In his discussion regarding the existing well known formulae, Dr. Sam submits that:-Hudson formula and Emden formula are not suitable for this purpose because both deals with apportionment of a head office overhead component priced in the past by a Contractor in his tender, to a prolongation subsequently occurred in the future (present), whereas FIDIC Conditions require actual costs to be determined in this respect.
Eichleay formula, though takes into consideration the actual head office overhead costs, also considers such costs for the total project duration without limiting it to the prolongation prior to apportionment, thus contravening with the actual costs requirements of FIDIC
Hank Laan formula however, deals with the actual head office overhead costs during prolongation, but its apportionment to the delayed project is offered on the basis of Contractorâ€™s invoicing for the project vis-Ã -vis total invoicing of Contractorâ€™s organization as a whole, which would not be an acceptable method to either the Employer (or the Contractor) where a disproportionate amount of the Works is completed and invoiced during the prolongation.
Dr. Sam also submits several other arguments as to why these four formulae cannot be used (except, of course, by mutual agreement) to determine the actual costs referred to in FIDIC conditions, and the details of which are not included here due to the limitations of space.
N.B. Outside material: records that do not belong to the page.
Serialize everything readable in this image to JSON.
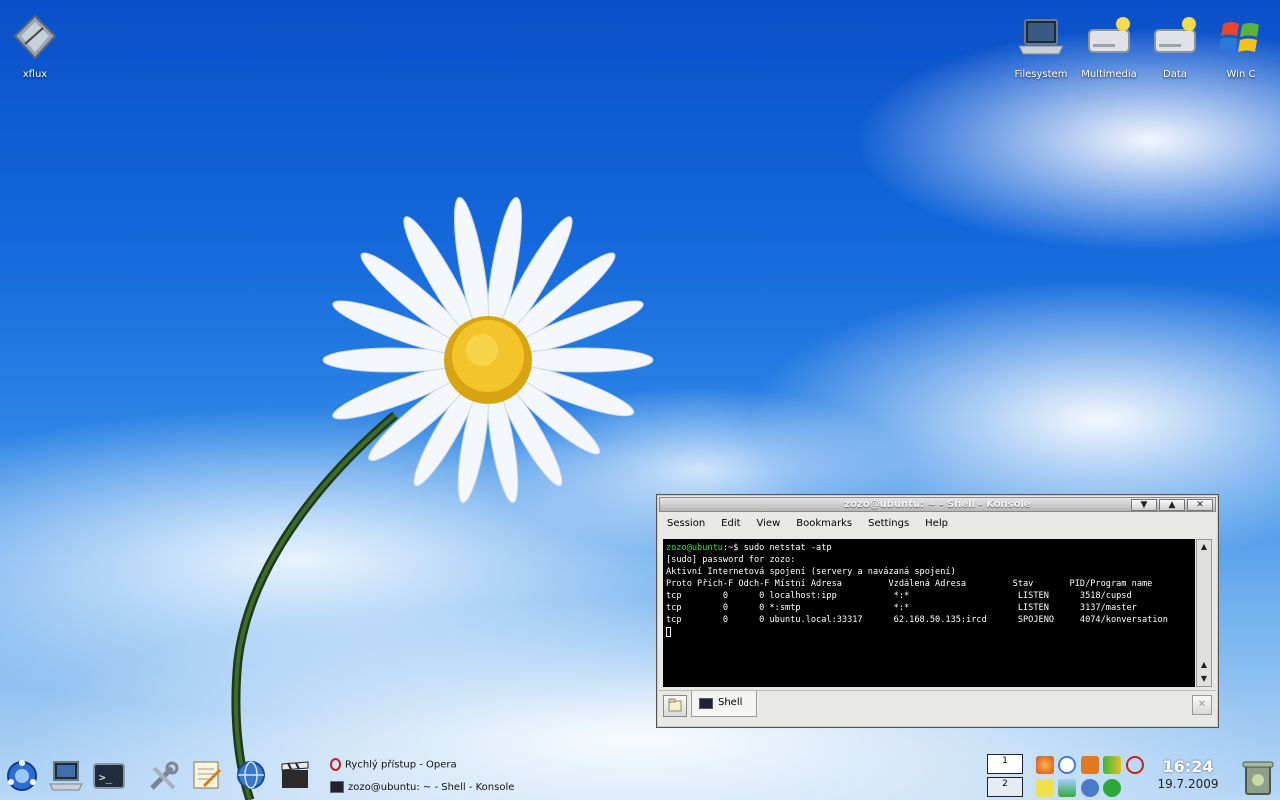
{
  "desktop": {
    "icons": [
      {
        "label": "xflux"
      },
      {
        "label": "Filesystem"
      },
      {
        "label": "Multimedia"
      },
      {
        "label": "Data"
      },
      {
        "label": "Win C"
      }
    ]
  },
  "konsole": {
    "title": "zozo@ubuntu: ~ - Shell - Konsole",
    "menu": [
      "Session",
      "Edit",
      "View",
      "Bookmarks",
      "Settings",
      "Help"
    ],
    "terminal": {
      "prompt": "zozo@ubuntu",
      "prompt_suffix": ":~$ sudo netstat -atp",
      "lines": [
        "[sudo] password for zozo:",
        "Aktivní Internetová spojení (servery a navázaná spojení)",
        "Proto Přích-F Odch-F Místní Adresa         Vzdálená Adresa         Stav       PID/Program name",
        "tcp        0      0 localhost:ipp           *:*                     LISTEN      3518/cupsd",
        "tcp        0      0 *:smtp                  *:*                     LISTEN      3137/master",
        "tcp        0      0 ubuntu.local:33317      62.168.50.135:ircd      SPOJENO     4074/konversation"
      ]
    },
    "tab_label": "Shell",
    "buttons": {
      "minimize": "▼",
      "maximize": "▲",
      "close": "✕"
    }
  },
  "panel": {
    "tasks": [
      {
        "label": "Rychlý přístup - Opera",
        "icon": "opera-icon"
      },
      {
        "label": "zozo@ubuntu: ~ - Shell - Konsole",
        "icon": "konsole-icon"
      }
    ],
    "pager": [
      "1",
      "2"
    ],
    "clock": {
      "time": "16:24",
      "date": "19.7.2009"
    }
  }
}
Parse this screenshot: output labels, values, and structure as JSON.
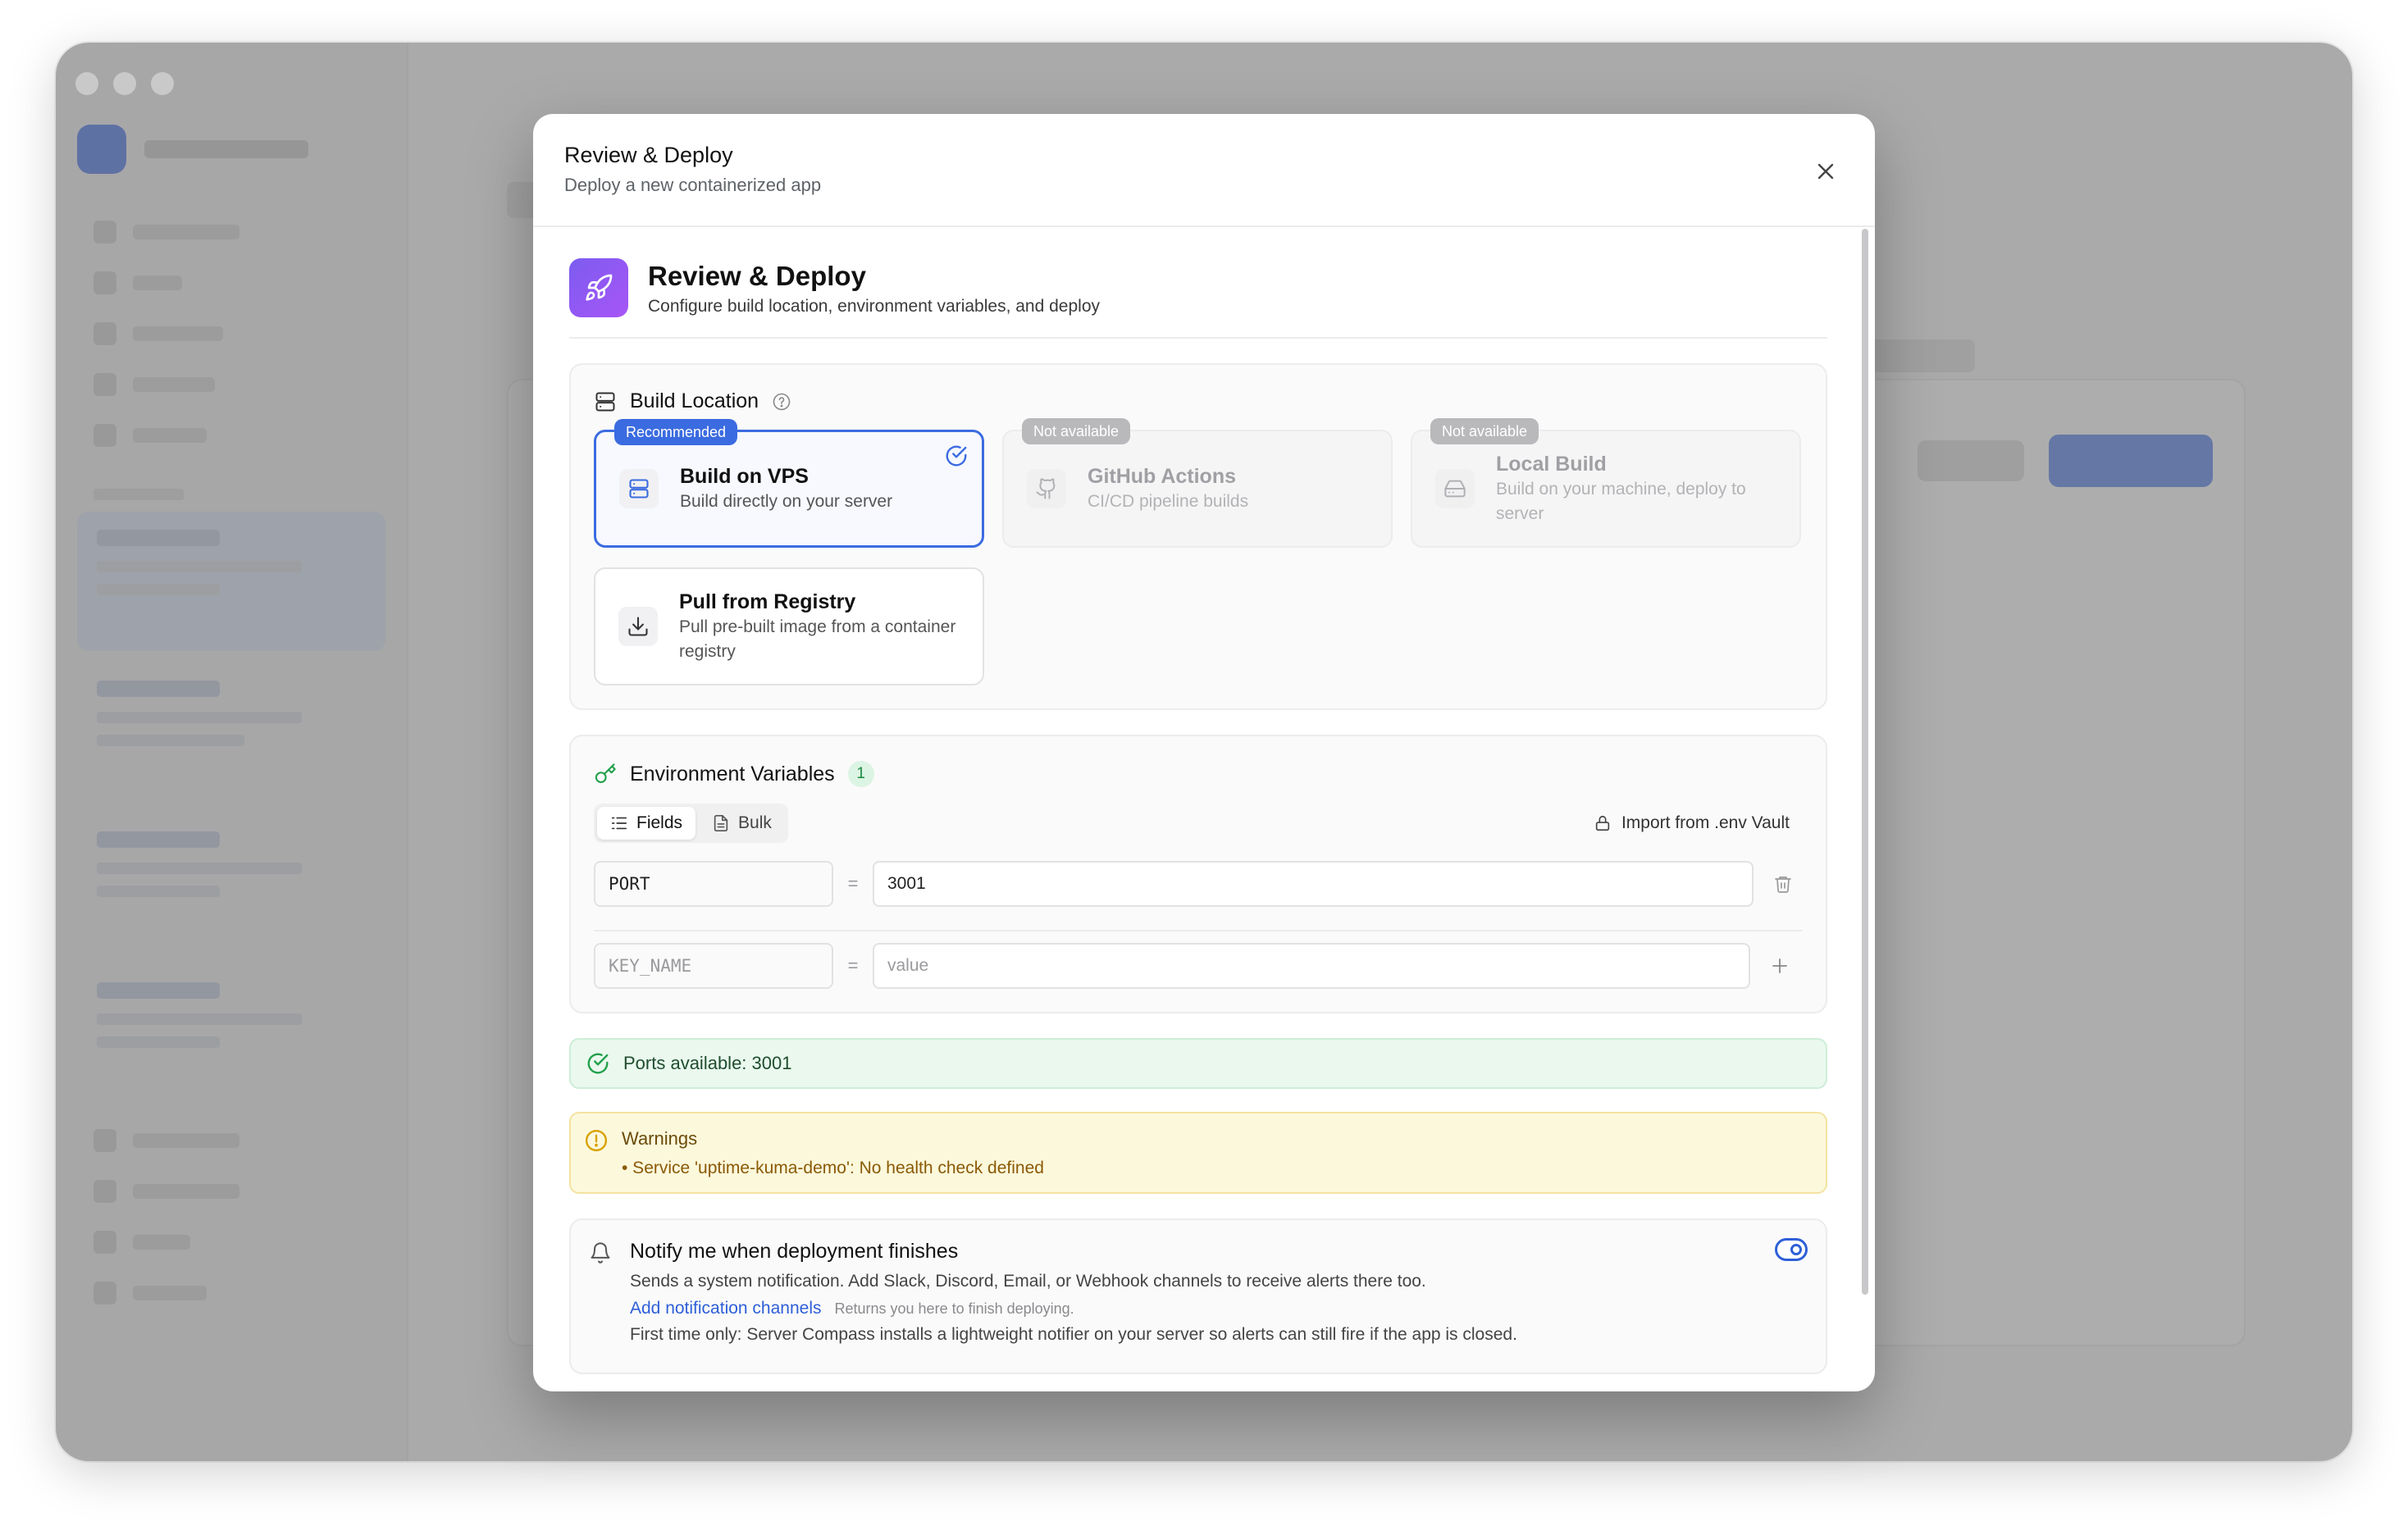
{
  "modal": {
    "title": "Review & Deploy",
    "subtitle": "Deploy a new containerized app"
  },
  "step": {
    "title": "Review & Deploy",
    "subtitle": "Configure build location, environment variables, and deploy"
  },
  "build_location": {
    "title": "Build Location",
    "options": [
      {
        "name": "Build on VPS",
        "desc": "Build directly on your server",
        "badge": "Recommended",
        "selected": true,
        "available": true,
        "icon": "server-icon"
      },
      {
        "name": "GitHub Actions",
        "desc": "CI/CD pipeline builds",
        "badge": "Not available",
        "selected": false,
        "available": false,
        "icon": "github-icon"
      },
      {
        "name": "Local Build",
        "desc": "Build on your machine, deploy to server",
        "badge": "Not available",
        "selected": false,
        "available": false,
        "icon": "hard-drive-icon"
      },
      {
        "name": "Pull from Registry",
        "desc": "Pull pre-built image from a container registry",
        "badge": "",
        "selected": false,
        "available": true,
        "icon": "download-icon"
      }
    ]
  },
  "env": {
    "title": "Environment Variables",
    "count": "1",
    "tabs": [
      "Fields",
      "Bulk"
    ],
    "import_label": "Import from .env Vault",
    "rows": [
      {
        "key": "PORT",
        "value": "3001"
      }
    ],
    "new_row": {
      "key_placeholder": "KEY_NAME",
      "value_placeholder": "value"
    },
    "eq": "="
  },
  "ports": {
    "text": "Ports available: 3001"
  },
  "warnings": {
    "title": "Warnings",
    "items": [
      "• Service 'uptime-kuma-demo': No health check defined"
    ]
  },
  "notify": {
    "title": "Notify me when deployment finishes",
    "desc": "Sends a system notification. Add Slack, Discord, Email, or Webhook channels to receive alerts there too.",
    "link": "Add notification channels",
    "hint": "Returns you here to finish deploying.",
    "first_time": "First time only: Server Compass installs a lightweight notifier on your server so alerts can still fire if the app is closed.",
    "enabled": true
  },
  "colors": {
    "accent": "#3b6be0",
    "success": "#1e8a44",
    "warning": "#d8a200",
    "rocket_gradient": "#7c5cf0"
  }
}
For the benefit of our readers, I reproduce Dr. Samâ€™s formula here below, with his permission:-
|Reimbursement of head office overhead underrecovery||=Â HÂ Â Â X||
Â Â Â Â CPÂ Â Â Â
Â Â Â SCP
H Â = Â Actual total head office overhead cost of the Contractorâ€™s organization for the period of compensable delay (prolongation)
CP Â = Â Contract Price of the delayed project divided by its Time for Completion and multiplied by the period of compensable delay
SCP Â = Â Sum total of Contract Price of each concurrent project divided by its Time for Completion and multiplied by whole or part period of compensable delay through Which, it was in progress taking into consideration all projects in progress at the time.
As you can see, this new formula would comply with FIDIC requirements because it takes into consideration, the actual cost during prolongation. Further, the method of its apportionment to the delayed project is presented in a more acceptable manner not only by avoiding the unacceptable use of a basis such as invoicing, but also by allowing provision for other projects with a head or a tail into the prolongation period to fairly bear part of the overall actual head office overhead costs during such prolongation. Since this would be a method acceptable both to Employers and Contractors, the formula could be used by the Engineer or a subsequent Arbitrator, where the parties have not mutually agreed on an applicable method. Accordingly, Samaratunga Formula could be considered as superior to other formulae, currently in use, in the industry for assessment of underrecovery of overheads.